Pets that are infested with ticks can experience a wide range of health problems, including skin irritation, anemia, and even death. Humans are no exception. Although we may not get bitten as much as pets do, tick bites can still transmit diseases.
There are a few different ways that ticks can transmit diseases to humans. The most common is through the bite itself. When a tick bites, it leaves behind saliva and other fluids that can contain harmful bacteria or viruses. These fluids can then enter the bloodstream and cause infections.
Ticks can also transmit diseases by leaving their feces behind. This happens when the tick defecates while it’s feeding. The feces can contain harmful bacteria or viruses that can cause infections if they come into contact with open wounds or broken skin.
Here are the top 3 diseases caused by ticks on humans:
Lyme disease is caused by bacteria that is transmitted to humans by the bite of an infected tick. The most common symptom of Lyme disease is a rash that often appears in the shape of a bull’s eye.
Other symptoms can include fever, chills, headaches, fatigue, and joint pain. Lyme disease can be treated with antibiotics, but if it is not caught early, it can cause serious health problems.
Lyme disease is most commonly acquired in woodland areas where ticks are prevalent, so it is important to take precautions when hiking or camping in these areas.
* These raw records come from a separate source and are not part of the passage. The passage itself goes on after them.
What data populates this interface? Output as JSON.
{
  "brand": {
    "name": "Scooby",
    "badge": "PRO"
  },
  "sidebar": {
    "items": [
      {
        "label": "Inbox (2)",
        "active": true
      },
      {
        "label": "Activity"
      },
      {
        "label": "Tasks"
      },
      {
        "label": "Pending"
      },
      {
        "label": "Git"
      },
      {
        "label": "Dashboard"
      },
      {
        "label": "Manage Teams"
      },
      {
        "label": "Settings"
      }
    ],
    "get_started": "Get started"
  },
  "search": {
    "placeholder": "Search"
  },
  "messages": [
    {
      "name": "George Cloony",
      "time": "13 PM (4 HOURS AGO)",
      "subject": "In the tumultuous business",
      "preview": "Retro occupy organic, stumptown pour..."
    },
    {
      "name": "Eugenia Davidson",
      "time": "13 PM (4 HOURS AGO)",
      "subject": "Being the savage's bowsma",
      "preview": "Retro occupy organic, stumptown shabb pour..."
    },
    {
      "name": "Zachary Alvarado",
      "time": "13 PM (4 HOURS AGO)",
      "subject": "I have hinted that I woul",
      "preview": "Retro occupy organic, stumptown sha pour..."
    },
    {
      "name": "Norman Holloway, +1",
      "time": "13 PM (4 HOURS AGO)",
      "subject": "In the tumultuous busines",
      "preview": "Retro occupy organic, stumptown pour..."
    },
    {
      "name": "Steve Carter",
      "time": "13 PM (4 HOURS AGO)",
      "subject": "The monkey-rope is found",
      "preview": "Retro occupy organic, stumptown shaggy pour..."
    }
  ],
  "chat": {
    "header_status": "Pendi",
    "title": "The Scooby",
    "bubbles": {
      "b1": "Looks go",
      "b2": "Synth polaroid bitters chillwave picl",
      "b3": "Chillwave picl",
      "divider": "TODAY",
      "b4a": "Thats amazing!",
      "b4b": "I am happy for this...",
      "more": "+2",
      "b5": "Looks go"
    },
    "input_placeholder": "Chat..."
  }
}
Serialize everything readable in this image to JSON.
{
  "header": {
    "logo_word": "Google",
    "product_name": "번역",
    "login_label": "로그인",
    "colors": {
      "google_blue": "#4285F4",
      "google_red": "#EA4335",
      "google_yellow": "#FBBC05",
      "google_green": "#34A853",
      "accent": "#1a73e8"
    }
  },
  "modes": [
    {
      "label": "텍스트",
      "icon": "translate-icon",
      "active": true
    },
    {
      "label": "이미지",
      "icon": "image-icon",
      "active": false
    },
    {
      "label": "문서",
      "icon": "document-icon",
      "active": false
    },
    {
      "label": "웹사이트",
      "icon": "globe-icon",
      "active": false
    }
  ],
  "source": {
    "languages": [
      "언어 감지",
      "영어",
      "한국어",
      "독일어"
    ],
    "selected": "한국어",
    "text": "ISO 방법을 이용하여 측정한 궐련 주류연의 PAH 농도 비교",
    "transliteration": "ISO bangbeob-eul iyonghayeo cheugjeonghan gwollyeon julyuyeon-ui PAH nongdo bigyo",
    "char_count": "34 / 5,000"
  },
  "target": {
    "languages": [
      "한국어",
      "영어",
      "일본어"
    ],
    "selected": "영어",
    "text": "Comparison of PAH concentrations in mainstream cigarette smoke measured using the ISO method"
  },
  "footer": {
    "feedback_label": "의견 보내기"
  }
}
Wearing long pants and sleeves can help to prevent tick bites, and performing a full body check after spending time outdoors can help to catch any ticks that may have attached themselves.
You may also wear a cap or a hat and wash immediately after returning home to remove any ticks that may be in your hair.
Rocky Mountain Spotted Fever
Rocky Mountain spotted fever (RMSF) is a tick-borne disease that is caused by a bacteria called Rickettsia rickettsii. This bacteria is transmitted to humans through the bite of an infected tick.
The most common symptom of RMSF is a rash that starts on the wrists and ankles and spreads to the rest of the body. Other symptoms can include fever, chills, headaches, nausea, and vomiting. RMSF can be treated with antibiotics and may require hospitalization if it is not caught early.
Powassan virus is a serious tick-borne illness that can cause severe neurological damage. Symptoms of the Powassan virus include fever, headache, vomiting, weakness, confusion, seizures, and memory loss. The virus can also lead to meningitis, encephalitis, or even death.
There is no specific treatment for the Powassan virus, and it can be difficult to diagnose because its symptoms are similar to other illnesses. However, if you’ve noticed that you’ve been bitten by a tick and have experienced these symptoms, it’s important to see a doctor immediately.
One way or another, you may be exposed to areas where ticks are prevalent, and they can get into your skin and head. Although they won’t stay and reproduce in your head just like lice would, a single bite may transmit serious diseases.
Lyme disease is the most common, but Rocky Mountain spotted fever and Powassan virus are also dangers to take into consideration. Remove the tick immediately from your head, wash your hair, and if symptoms persist, see a doctor as soon as possible.